Jewell and Rorabaugh reviewed infrastructure assistance options run by utility companies in New York and California.
“There are a lot of incentives and grants to help,” Rorabaugh confirmed.
While tracking what programs a district is eligible for and what tasks must be accomplished to remain compliant, partners like ENGIE are ready to help navigate this confusing maze. “Our recommendation is to find a partner who can help you work through these details,” Jewell said.
Sawyer noted that ENGIE helped provide the data on financial savings that helped win over district administration.
Jewell recommended quickly taking advantage of the current unprecedented national, state and local funding as well as the wealth of knowledge out there from electrification veterans.
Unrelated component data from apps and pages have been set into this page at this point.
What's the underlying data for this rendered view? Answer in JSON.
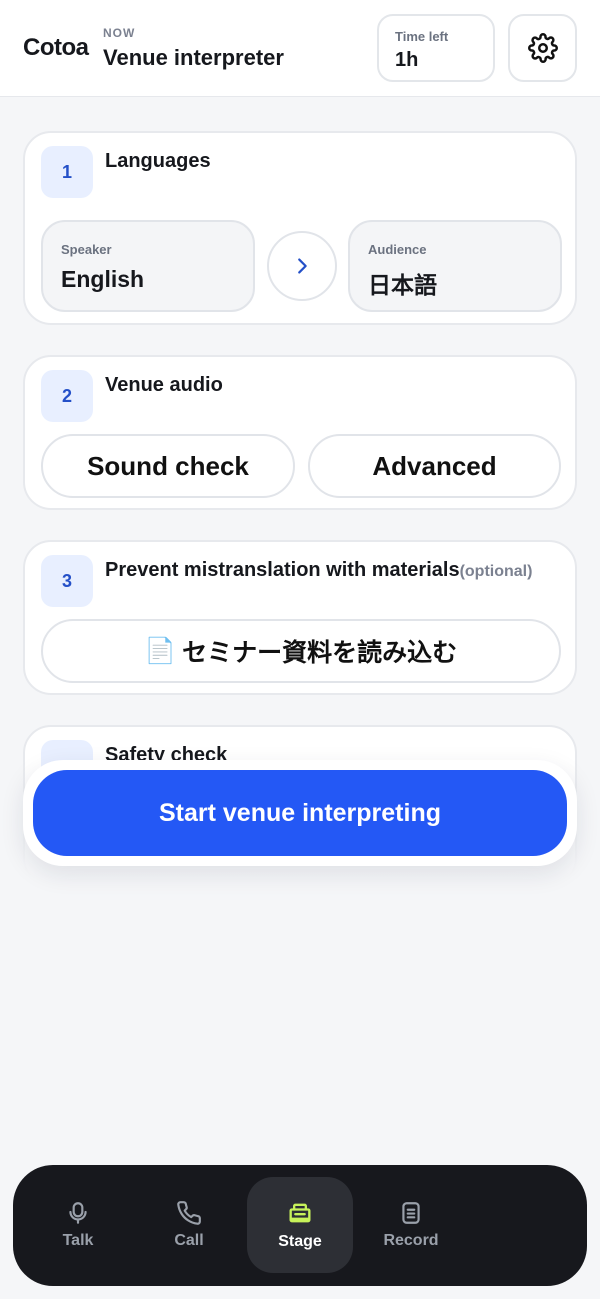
{
  "header": {
    "logo": "Cotoa",
    "now_label": "NOW",
    "mode_title": "Venue interpreter",
    "time_left_label": "Time left",
    "time_left_value": "1h",
    "settings_icon": "gear-icon"
  },
  "steps": {
    "languages": {
      "number": "1",
      "title": "Languages",
      "speaker_label": "Speaker",
      "speaker_value": "English",
      "audience_label": "Audience",
      "audience_value": "日本語",
      "swap_icon": "chevron-right-icon"
    },
    "venue_audio": {
      "number": "2",
      "title": "Venue audio",
      "sound_check_label": "Sound check",
      "advanced_label": "Advanced"
    },
    "materials": {
      "number": "3",
      "title": "Prevent mistranslation with materials",
      "optional_label": "(optional)",
      "load_icon": "📄",
      "load_label": "セミナー資料を読み込む"
    },
    "safety": {
      "title": "Safety check"
    }
  },
  "start_button": "Start venue interpreting",
  "nav": {
    "items": [
      {
        "label": "Talk",
        "icon": "microphone-icon",
        "active": false
      },
      {
        "label": "Call",
        "icon": "phone-icon",
        "active": false
      },
      {
        "label": "Stage",
        "icon": "stage-icon",
        "active": true
      },
      {
        "label": "Record",
        "icon": "document-icon",
        "active": false
      }
    ]
  },
  "colors": {
    "accent": "#2458f5",
    "badge_bg": "#e8efff",
    "badge_text": "#2450c8",
    "nav_bg": "#17181d",
    "stage_icon": "#c7f25a"
  }
}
Sawyer spoke to the lack of a national charging network and brainstormed ideas like working with theme parks or other field trip destinations to install chargers so electric school buses can complete longer range field trips.
Jewell concurred and reviewed some such endeavors in New York. He advised working on a county level to help alleviate range anxiety concerns.
“The strategy is still evolving,” he said.